Average of 08 persons die by suicide every day in Sri Lanka. If you or someone you love considering Suicide, Please Call below Suicides Prevention numbers.
☎️ Mental Health 1926 (toll FREE )
☎️ CCCline 1333 (toll FREE )
☎️ Sumithrayo- 0112696666
☎️ Shanthi Maargam- 0717639898
Sri Lanka had a suicide rate of 6.9/100,000 in 1950 which dramatically increased to 47/100,000 by 1995 to clock the highest in the world. But suicide prevention strategies implemented on recommendations by the Presidential Task Force of 1997 succeeded in bringing the rate down to 24/100,000 in 2004, 18/100,000 in 2014, and 16/100,000 in 2019. These included decriminalising the act of suicide (1998), a Life Skills Programme introduced by the Ministry of Education (1998), and banning the use of extremely toxic pesticides.
World Suicide Prevention Day falls September 10. September 10 World Suicide Prevention Day (WSPD) is an awareness day observed on 10 September every year since 2003, to provide worldwide commitment and action to prevent suicides.
Suicide, A major public health problem in Sri Lanka which demands our attention, but its prevention and control, unfortunately, are not an easy task. According to WHO, close to 800 000 people die globally by suicide every year, which is one person every 40 seconds. Furthermore, for each suicide, there are more than 20 suicide attempts.
Suicide is complicated and tragic, but it is often preventable. Knowing the warning signs for suicide and how to get help can help save lives.
How do I know that someone may be suicidal?
Being aware of warning signs can be potentially life-saving. Verbal markers are one way of identifying signs of suicidal ideation. They may sound something similar to the following:
“I feel like you and everyone would be so much better off without me.”
“I wish I was never born”
“I feel like I have no purpose”
“I feel numb”
Verbal markers can be either active (“I want to kill myself”) or passive (“I wouldn’t mind if I got hit by a bus…”) and it is important to look out for both types.
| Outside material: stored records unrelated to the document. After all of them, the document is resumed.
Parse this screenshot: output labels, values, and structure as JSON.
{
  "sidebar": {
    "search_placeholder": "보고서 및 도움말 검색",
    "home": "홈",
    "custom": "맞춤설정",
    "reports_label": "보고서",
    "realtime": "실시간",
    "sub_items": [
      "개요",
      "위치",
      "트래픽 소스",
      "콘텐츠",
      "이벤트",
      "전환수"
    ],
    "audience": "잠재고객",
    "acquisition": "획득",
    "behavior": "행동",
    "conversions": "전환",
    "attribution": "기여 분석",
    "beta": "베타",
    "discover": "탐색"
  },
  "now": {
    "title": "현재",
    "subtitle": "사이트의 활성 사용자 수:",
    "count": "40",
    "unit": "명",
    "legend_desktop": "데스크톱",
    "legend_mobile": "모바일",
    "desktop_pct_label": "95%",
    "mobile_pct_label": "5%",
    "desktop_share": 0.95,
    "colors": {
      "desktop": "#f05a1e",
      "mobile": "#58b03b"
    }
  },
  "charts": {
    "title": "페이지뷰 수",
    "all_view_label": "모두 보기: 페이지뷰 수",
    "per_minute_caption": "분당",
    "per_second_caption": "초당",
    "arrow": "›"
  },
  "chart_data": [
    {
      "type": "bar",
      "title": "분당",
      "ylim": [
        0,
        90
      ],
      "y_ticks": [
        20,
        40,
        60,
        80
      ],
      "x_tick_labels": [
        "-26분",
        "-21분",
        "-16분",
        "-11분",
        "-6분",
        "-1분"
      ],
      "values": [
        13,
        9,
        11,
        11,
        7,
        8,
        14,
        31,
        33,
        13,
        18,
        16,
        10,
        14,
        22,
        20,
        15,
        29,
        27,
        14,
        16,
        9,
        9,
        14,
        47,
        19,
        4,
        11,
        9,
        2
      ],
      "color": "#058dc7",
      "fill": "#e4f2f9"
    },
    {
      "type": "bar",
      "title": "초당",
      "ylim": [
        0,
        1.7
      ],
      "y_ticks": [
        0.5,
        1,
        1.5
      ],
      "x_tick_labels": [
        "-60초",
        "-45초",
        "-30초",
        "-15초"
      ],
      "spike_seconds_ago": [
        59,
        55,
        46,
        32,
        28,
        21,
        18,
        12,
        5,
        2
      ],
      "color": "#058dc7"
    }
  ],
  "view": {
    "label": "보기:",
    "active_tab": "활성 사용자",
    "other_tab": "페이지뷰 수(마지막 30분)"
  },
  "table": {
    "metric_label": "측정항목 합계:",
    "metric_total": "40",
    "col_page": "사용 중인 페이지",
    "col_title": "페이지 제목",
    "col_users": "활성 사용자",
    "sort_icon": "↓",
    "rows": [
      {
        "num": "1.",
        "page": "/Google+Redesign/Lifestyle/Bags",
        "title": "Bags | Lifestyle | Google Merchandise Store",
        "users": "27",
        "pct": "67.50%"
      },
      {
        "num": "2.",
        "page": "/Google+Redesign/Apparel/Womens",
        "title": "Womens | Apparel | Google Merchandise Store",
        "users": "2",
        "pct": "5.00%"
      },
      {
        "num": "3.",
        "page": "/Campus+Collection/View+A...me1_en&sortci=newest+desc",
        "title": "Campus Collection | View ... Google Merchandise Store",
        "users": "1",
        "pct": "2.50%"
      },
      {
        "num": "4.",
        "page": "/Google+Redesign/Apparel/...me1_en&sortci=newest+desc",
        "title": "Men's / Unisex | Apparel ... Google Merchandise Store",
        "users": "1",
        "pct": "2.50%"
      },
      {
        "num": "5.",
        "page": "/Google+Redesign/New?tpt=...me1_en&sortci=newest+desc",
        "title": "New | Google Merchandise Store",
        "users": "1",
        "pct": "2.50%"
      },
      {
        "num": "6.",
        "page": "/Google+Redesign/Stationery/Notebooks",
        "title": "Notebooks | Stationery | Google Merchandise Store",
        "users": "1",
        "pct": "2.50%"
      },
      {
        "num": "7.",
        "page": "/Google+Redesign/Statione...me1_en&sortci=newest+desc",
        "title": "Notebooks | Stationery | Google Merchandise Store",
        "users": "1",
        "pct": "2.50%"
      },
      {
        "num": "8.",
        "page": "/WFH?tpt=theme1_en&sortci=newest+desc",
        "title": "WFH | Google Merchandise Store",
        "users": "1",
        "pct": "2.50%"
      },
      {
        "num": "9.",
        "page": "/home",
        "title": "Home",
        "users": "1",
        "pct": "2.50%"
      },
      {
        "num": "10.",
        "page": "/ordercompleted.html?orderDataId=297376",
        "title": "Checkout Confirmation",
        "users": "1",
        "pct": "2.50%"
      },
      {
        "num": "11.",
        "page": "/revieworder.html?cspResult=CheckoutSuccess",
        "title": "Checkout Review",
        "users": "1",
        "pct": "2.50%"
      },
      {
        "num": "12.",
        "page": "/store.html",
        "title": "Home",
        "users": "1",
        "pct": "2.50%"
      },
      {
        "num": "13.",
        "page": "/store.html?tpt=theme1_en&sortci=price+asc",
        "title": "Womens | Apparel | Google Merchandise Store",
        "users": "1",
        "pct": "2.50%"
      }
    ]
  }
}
Passive statements should be taken equally seriously.
How can someone’s behaviour indicate that they may be suicidal?
Sudden isolation from others
Researching methods to end one’s life on the internet
Increased agitation and mood swings
Giving away what they own and writing last wills
Calling loved one’s/friends to say ‘good-bye’
Difficulties with sleep and appetite
Talking and writing about suicide
Loss of interest in daily and pleasurable activities
Loss of energy
Sudden positive mood after a period of being low
Purchase of materials intended for an suicide attempt
Additionally, if you or a loved one begins to feel irritable, hopeless, angry and anxious in addition to losing interest in activities that previously brought joy, these may also be other signs to be mindful of.
What can I do to help?
Take all talk of suicide seriously.
- Engage the person in a serious conversation – i. Connect in a personal way ii. Ask if they are experiencing a crisis in their lives iii. Are they feeling hopeless? iv. Have they withdrawn from daily activities?
i.e. Hey, I’ve noticed in the past few days that you seem rather low. I am concerned, and I am wondering if everything is okay…”
Ask about suicide using a caring approach
i.e. “I can see that you are going through a difficult time right now. Some people in your situation might feel like life is not worth living anymore. Have you felt this way?”
“Are you having thoughts about suicide?” “Do you have thoughts about ending your life?”
Explore risk by asking if they have a plan to attempt suicide and whether they have attempted suicide in the past.
Engage the person in a plan for safety
i. Do not leave the person alone
ii. Provide accessible contact information of crisis services
iii. Try to ensure that they do not use drugs or alcohol
iv. Be prepared to listen non-judgmentally
v. Do not promise confidentiality
Encourage the person to seek professional help as soon as possible.
Via Pulse. lk
For more information on mental health, see BetterHelp.